If mobile data traffic was a car, it would be moving at 60,000 miles an hour right now -- and obviously the wheels would come off. That's the analogy Senior EVP of Technology and Operations John Donovan shared with the Mobile World Congress crowd in Barcelona today.
He used the figure of speech to explain why AT&T's rapid shift to becoming a software company is essential if the carrier is going to keep up with the 100,000% increase in data traffic on its wireless network in the last eight years. The traditional approach to networking breaks down under that kind of growth pressure, despite the power of more sophisticated routers and other gear, he notes. And so AT&T Inc. (NYSE: T) is becoming a software company, through the adoption of software-defined networking and network functions virtualization, at an ever faster pace. (See AT&T Touts SDN Push, Seeks Talent.)
By the end of 2014, AT&T moved 400 of its IT apps (or about 40% of its total strategic IT apps) to the cloud and it continues to migrate an app a day. That enables the carrier to operate at 50% greater efficiency than on dedicated hardware, which is why all strategic IT apps will be shifted to the cloud by mid-2017, Donovan says.
"We're taking those skills learned in the IT world to our software transformation of the wide area network (WAN), deploying our distributed AT&T Integrated Cloud into many of our 4600 central offices," he writes.
AT&T is currently migrating 29 nodes on which it is running virtualized functions to the AIC next-gen architecture, with plans to migrate 40 more by the end of this year. All of that work will enable the carrier to move 5% of the 150 network functions it ultimately hopes to virtualize and control to the next-gen architecture this year.
Donovan also highlighted AT&T's other progress to date for the Barcelona masses, including launching its Network on Demand service, enabled by SDN, and virtualization of its mobile packet core and its enterprise and consumer VoIP networks. The mobile packet core is moving to a common off-the-shelf hardware platform supporting virtualized functions, which is already enabling AT&T's Connected Car and MVNO services this year. The VoIP services will run on what AT&T calls its Virtualized Universal Service Platform. (See AT&T's Cloud Future Takes Shape and AT&T Brings User-Defined Network to Austin Businesses.)

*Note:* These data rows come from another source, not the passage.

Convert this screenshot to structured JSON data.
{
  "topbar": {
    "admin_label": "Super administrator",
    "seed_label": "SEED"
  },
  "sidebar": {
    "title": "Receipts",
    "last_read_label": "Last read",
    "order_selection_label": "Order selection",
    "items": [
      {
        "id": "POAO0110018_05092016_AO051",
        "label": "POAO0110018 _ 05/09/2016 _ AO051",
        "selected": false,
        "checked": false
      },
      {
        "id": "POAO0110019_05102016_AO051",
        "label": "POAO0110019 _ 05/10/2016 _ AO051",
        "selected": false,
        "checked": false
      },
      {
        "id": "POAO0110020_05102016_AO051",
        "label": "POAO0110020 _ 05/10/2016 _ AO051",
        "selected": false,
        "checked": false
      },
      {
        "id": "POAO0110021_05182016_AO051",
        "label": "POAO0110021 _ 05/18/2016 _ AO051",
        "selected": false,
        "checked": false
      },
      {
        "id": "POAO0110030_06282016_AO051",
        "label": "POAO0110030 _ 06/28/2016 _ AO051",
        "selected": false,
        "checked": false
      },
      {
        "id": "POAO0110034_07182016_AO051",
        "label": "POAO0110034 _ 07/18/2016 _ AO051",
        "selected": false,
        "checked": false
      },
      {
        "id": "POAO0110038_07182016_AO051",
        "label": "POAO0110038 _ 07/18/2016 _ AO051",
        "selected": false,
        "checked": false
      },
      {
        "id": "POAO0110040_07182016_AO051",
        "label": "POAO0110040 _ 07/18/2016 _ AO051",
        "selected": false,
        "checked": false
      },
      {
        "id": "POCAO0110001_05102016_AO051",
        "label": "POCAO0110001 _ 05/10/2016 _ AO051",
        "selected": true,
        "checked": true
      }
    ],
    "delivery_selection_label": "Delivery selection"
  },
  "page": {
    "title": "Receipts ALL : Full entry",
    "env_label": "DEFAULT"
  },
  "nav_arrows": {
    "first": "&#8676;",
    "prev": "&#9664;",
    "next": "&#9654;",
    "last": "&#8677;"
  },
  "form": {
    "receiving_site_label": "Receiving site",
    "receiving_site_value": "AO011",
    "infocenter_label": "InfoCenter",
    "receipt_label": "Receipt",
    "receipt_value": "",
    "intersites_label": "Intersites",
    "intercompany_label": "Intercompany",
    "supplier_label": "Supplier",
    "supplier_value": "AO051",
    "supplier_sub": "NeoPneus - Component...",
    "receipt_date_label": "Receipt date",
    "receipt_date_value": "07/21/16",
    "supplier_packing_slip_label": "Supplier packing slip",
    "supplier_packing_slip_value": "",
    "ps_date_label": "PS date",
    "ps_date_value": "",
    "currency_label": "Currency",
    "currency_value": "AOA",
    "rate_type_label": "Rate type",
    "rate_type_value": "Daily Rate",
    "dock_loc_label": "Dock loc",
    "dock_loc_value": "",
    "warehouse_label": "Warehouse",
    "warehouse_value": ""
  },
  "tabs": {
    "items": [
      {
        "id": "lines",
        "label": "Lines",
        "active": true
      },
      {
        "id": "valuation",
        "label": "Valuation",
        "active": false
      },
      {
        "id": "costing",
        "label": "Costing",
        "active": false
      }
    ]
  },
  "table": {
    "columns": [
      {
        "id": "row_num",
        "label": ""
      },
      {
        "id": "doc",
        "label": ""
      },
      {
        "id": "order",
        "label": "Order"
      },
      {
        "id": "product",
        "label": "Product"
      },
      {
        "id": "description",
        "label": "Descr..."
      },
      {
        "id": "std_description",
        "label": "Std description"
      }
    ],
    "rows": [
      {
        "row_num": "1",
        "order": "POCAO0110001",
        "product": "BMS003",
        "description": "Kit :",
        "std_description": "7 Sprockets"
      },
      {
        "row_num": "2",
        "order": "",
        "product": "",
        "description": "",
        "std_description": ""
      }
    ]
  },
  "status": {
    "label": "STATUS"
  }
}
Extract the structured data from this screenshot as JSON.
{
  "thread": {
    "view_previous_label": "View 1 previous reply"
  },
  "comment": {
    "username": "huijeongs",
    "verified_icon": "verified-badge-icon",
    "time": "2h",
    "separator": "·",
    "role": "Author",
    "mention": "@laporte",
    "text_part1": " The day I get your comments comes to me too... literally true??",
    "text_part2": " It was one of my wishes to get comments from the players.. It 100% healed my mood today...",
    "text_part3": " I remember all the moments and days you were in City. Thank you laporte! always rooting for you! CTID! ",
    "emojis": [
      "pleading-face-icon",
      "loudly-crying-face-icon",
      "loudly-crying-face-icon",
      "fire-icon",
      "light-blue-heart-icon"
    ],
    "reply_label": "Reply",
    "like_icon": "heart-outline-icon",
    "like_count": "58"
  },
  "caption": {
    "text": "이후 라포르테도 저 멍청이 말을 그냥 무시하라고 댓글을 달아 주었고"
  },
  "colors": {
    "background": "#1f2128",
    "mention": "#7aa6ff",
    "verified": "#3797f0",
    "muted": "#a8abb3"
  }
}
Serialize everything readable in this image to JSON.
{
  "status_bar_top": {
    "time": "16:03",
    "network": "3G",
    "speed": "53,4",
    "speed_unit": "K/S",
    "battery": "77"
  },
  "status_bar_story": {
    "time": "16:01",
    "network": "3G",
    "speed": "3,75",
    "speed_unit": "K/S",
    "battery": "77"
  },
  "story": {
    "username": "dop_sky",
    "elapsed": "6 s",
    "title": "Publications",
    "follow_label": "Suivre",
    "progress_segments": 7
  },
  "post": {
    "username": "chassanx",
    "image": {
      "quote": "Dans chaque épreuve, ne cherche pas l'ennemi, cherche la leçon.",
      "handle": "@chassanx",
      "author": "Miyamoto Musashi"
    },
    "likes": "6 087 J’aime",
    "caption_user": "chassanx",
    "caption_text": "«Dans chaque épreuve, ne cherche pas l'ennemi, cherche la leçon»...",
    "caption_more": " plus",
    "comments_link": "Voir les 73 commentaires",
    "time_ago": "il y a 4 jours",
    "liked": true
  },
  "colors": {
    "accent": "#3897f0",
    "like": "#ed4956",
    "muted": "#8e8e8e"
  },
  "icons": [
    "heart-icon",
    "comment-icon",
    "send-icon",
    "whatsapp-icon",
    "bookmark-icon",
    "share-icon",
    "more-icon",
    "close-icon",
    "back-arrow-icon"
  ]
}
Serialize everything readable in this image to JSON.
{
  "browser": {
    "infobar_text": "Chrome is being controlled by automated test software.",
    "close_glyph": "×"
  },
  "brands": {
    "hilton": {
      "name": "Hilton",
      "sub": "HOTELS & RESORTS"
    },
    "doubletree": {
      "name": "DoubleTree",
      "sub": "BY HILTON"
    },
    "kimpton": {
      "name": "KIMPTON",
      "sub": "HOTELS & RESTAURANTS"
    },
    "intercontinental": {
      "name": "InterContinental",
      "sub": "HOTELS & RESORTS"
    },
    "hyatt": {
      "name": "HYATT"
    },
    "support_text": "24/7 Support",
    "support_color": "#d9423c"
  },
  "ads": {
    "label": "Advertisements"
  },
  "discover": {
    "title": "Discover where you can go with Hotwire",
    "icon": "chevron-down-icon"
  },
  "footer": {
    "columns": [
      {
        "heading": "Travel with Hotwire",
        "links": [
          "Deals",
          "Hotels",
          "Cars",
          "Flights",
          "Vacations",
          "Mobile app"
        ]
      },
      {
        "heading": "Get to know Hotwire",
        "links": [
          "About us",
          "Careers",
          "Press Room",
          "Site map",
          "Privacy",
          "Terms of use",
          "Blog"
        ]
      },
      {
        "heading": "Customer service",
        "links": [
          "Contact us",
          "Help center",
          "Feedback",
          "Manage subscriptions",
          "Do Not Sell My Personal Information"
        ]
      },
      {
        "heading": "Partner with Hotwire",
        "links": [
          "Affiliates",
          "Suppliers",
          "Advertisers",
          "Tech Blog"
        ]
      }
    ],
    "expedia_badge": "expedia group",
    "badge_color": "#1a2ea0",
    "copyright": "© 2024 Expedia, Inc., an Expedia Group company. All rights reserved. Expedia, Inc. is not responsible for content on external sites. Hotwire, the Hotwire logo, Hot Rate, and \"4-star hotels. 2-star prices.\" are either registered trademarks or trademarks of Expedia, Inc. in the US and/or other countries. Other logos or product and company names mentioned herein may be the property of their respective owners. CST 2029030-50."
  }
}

These changes are producing a cultural shift and change in hiring practices to include many more software engineers, as well as fueling AT&T's high level of activity among open source groups, including OpenStack , ON.Lab , OpenDaylight and Open Platform for NFV Project Inc. , Donovan says. (See AT&T Seeks Help on Culture Change Issues).
— Carol Wilson, Editor-at-Large, Light Reading